By Joseph Gunther
The biggest question mark entering training camp for the Minnesota Vikings was the offensive line. While it seems there is more depth than in recent seasons, things have not changed.
Starting right tackle Phil Loadholt suffered a season-ending achilles injury in the second preseason game. It became a little more concerning when backup tackle Carter Bykowski suffered an injury in the same game. It was nearly a week later that the Vikings found out Bykowski needed season-ending surgery as well.
That left the team with four experienced veterans (two at positions they have little to no experience playing) and a rookie in the starting lineup as well as a rookie, first-year former practice squad player and 11-year veteran as the reserves. To supplement the depth, the Vikings acquired Jeremiah Sirles from the San Diego Chargers for a sixth round draft pick during the waiver period. Sirles spent most of last season on the Chargers’ practice squad.
“(Sirles is) a guy who played some last year. We watched him throughout the preseason and just felt like we needed some more people there,” head coach Mike Zimmer said at his weekly Monday press conference. “We obviously scoured all kinds of rosters throughout this and he was a guy we kind of pinpointed.”

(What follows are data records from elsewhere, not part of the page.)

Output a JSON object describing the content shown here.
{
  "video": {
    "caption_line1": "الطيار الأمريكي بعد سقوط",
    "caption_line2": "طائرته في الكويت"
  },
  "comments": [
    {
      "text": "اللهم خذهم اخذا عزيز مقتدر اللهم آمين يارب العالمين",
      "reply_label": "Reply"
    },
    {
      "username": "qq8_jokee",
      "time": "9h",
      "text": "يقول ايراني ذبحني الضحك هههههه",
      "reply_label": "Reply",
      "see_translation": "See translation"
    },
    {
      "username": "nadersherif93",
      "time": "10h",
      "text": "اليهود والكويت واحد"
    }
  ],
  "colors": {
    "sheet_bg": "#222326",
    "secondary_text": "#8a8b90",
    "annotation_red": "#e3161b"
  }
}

The addition of Sirles and his versatility is even more important because starting center John Sullivan has not practiced in three weeks. Versatile backup Joe Berger will likely take his spot in the starting lineup. Berger, now 33-years-old, has been a reliable and stabilizing backup. The Vikings will likely lean heavily on him to be a leader with Mike Harris transitioning from tackle to guard and rookie fourth round draft pick T. J. Clemmings starting to his right and Brandon Fusco transitioning from right guard to left guard and Matt Kalil on his left.
Sherels just keeps making the team
Marcus Sherels has been an underdog every step of his journey to the National Football League. He was a walk-on at the University of Minnesota out of high school in Rochester, Minn. After having an outstanding collegiate career, he went to the Vikings rookie mini-camp on a tryout and was extended a contract for training camp and the preseason.
He did not make the team in his first two tries, but made his NFL debut in 2010 and has been on the active roster every game since, including three starts. Over four-plus seasons, he has just 90 tackles, 10 passes defensed, one sack, one interception, one forced fumble and three fumble recoveries. He also has the highest punt return average (10.5 yards per return) in Vikings history, including a season record 15.2 yards per return in 2013. Only David Palmer and Mewelde Moore have as many punt return touchdowns as Sherels with two.
Despite all stats, every year, Sherels goes through training camp and the preseason likely with a roster spot on the line. Sherels is one of those players that makes a big impact on special teams, but struggles on offense or defense.
“He’s a guy that when he gets opportunities, he keeps making plays,” Zimmer said. “Returning, he’s the best gunner we have, he’s returned really well, he can kickoff return if we need him. We’ve had him playing in the nickel some this year. He’s a guy that has a lot of value because of all of the things he can do. It’s a nice story for a guy like him, like you say, everybody is trying to get him cut before the season, and just keeps finding a way.”
This year, many wondered if Sherels would make the team because of the elusiveness and punt return ability of fifth round draft pick Stefon Diggs. Diggs had a very good preseason with a dazzling 62-yard punt return in the first game and had at least one return of 25 yards in all but one game. Sherels and Diggs both made the team, which may give special teams coach Mike Priefer an opportunity to be tricky during the regular season.
Joseph Gunther is an avid fan of Minnesota sports, including football, hockey and baseball. He covered a wide variety of sports while attending Hastings College in Hastings, Neb. While at Hastings College, he was a part of the first collegiate media group to broadcast a national tournament via television, radio, internet and newspaper at the 2004 NAIA Division II Women’s Basketball Tournament. He grew up in the Twin Cities playing three years of varsity football in high school. Joseph is a freelance writer covering all things NFL. His work can be found on Examiner.com.